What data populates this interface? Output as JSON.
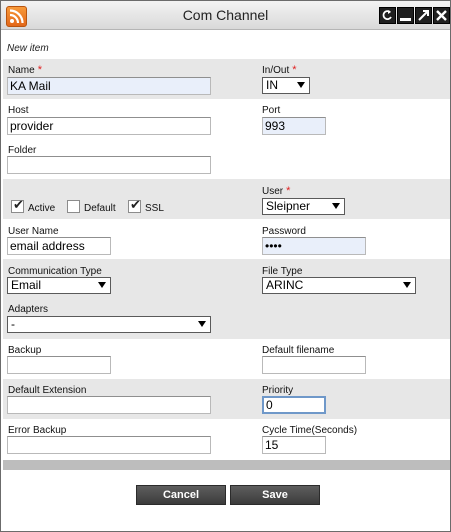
{
  "window": {
    "title": "Com Channel"
  },
  "form": {
    "section_title": "New item",
    "name": {
      "label": "Name",
      "value": "KA Mail"
    },
    "in_out": {
      "label": "In/Out",
      "value": "IN"
    },
    "host": {
      "label": "Host",
      "value": "provider"
    },
    "port": {
      "label": "Port",
      "value": "993"
    },
    "folder": {
      "label": "Folder",
      "value": ""
    },
    "active": {
      "label": "Active",
      "checked": true
    },
    "default": {
      "label": "Default",
      "checked": false
    },
    "ssl": {
      "label": "SSL",
      "checked": true
    },
    "user": {
      "label": "User",
      "value": "Sleipner"
    },
    "user_name": {
      "label": "User Name",
      "value": "email address"
    },
    "password": {
      "label": "Password",
      "value": "••••"
    },
    "communication_type": {
      "label": "Communication Type",
      "value": "Email"
    },
    "file_type": {
      "label": "File Type",
      "value": "ARINC"
    },
    "adapters": {
      "label": "Adapters",
      "value": "-"
    },
    "backup": {
      "label": "Backup",
      "value": ""
    },
    "default_filename": {
      "label": "Default filename",
      "value": ""
    },
    "default_extension": {
      "label": "Default Extension",
      "value": ""
    },
    "priority": {
      "label": "Priority",
      "value": "0"
    },
    "error_backup": {
      "label": "Error Backup",
      "value": ""
    },
    "cycle_time": {
      "label": "Cycle Time(Seconds)",
      "value": "15"
    },
    "required_mark": "*"
  },
  "buttons": {
    "cancel": "Cancel",
    "save": "Save"
  },
  "icons": {
    "rss": "rss-icon",
    "refresh": "refresh-icon",
    "minimize": "minimize-icon",
    "maximize": "maximize-icon",
    "close": "close-icon"
  },
  "colors": {
    "required": "#e02020",
    "gray_band": "#e7e7e7",
    "button": "#4a4a4a"
  }
}
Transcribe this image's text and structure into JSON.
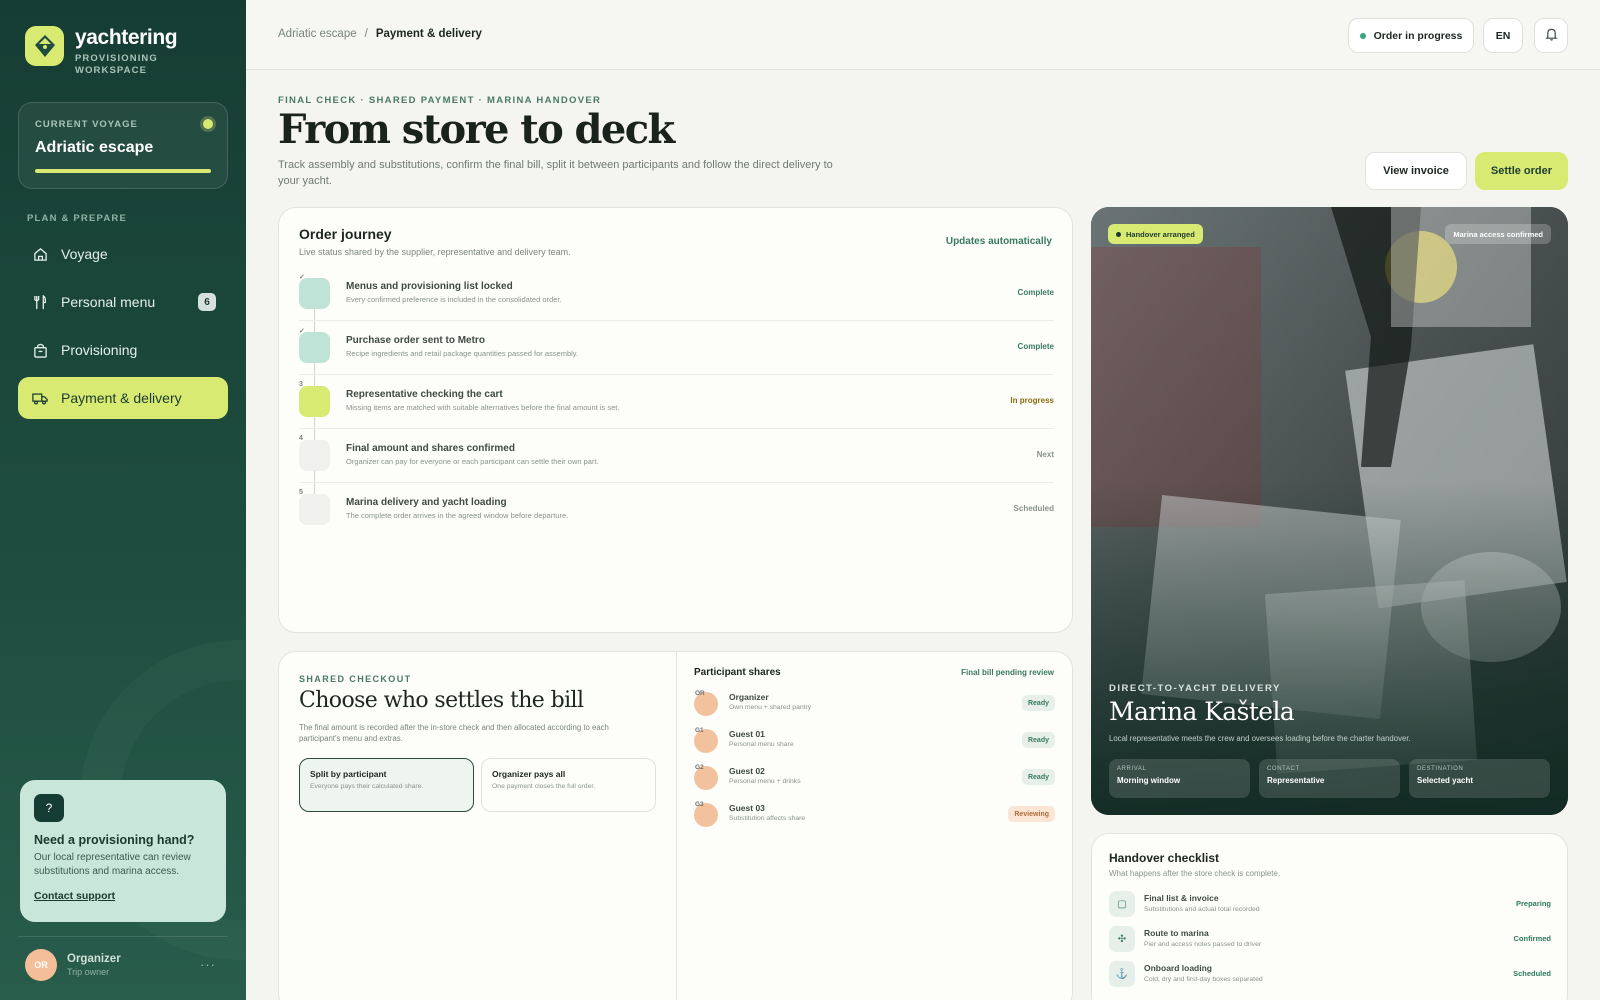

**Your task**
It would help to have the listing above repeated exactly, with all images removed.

**Response to this task**
What data populates this interface? Output as JSON.
{
  "window": {
    "title": "Com Channel"
  },
  "form": {
    "section_title": "New item",
    "name": {
      "label": "Name",
      "value": "KA Mail"
    },
    "in_out": {
      "label": "In/Out",
      "value": "IN"
    },
    "host": {
      "label": "Host",
      "value": "provider"
    },
    "port": {
      "label": "Port",
      "value": "993"
    },
    "folder": {
      "label": "Folder",
      "value": ""
    },
    "active": {
      "label": "Active",
      "checked": true
    },
    "default": {
      "label": "Default",
      "checked": false
    },
    "ssl": {
      "label": "SSL",
      "checked": true
    },
    "user": {
      "label": "User",
      "value": "Sleipner"
    },
    "user_name": {
      "label": "User Name",
      "value": "email address"
    },
    "password": {
      "label": "Password",
      "value": "••••"
    },
    "communication_type": {
      "label": "Communication Type",
      "value": "Email"
    },
    "file_type": {
      "label": "File Type",
      "value": "ARINC"
    },
    "adapters": {
      "label": "Adapters",
      "value": "-"
    },
    "backup": {
      "label": "Backup",
      "value": ""
    },
    "default_filename": {
      "label": "Default filename",
      "value": ""
    },
    "default_extension": {
      "label": "Default Extension",
      "value": ""
    },
    "priority": {
      "label": "Priority",
      "value": "0"
    },
    "error_backup": {
      "label": "Error Backup",
      "value": ""
    },
    "cycle_time": {
      "label": "Cycle Time(Seconds)",
      "value": "15"
    },
    "required_mark": "*"
  },
  "buttons": {
    "cancel": "Cancel",
    "save": "Save"
  },
  "icons": {
    "rss": "rss-icon",
    "refresh": "refresh-icon",
    "minimize": "minimize-icon",
    "maximize": "maximize-icon",
    "close": "close-icon"
  },
  "colors": {
    "required": "#e02020",
    "gray_band": "#e7e7e7",
    "button": "#4a4a4a"
  }
}
Transcribe this image's text and structure into JSON.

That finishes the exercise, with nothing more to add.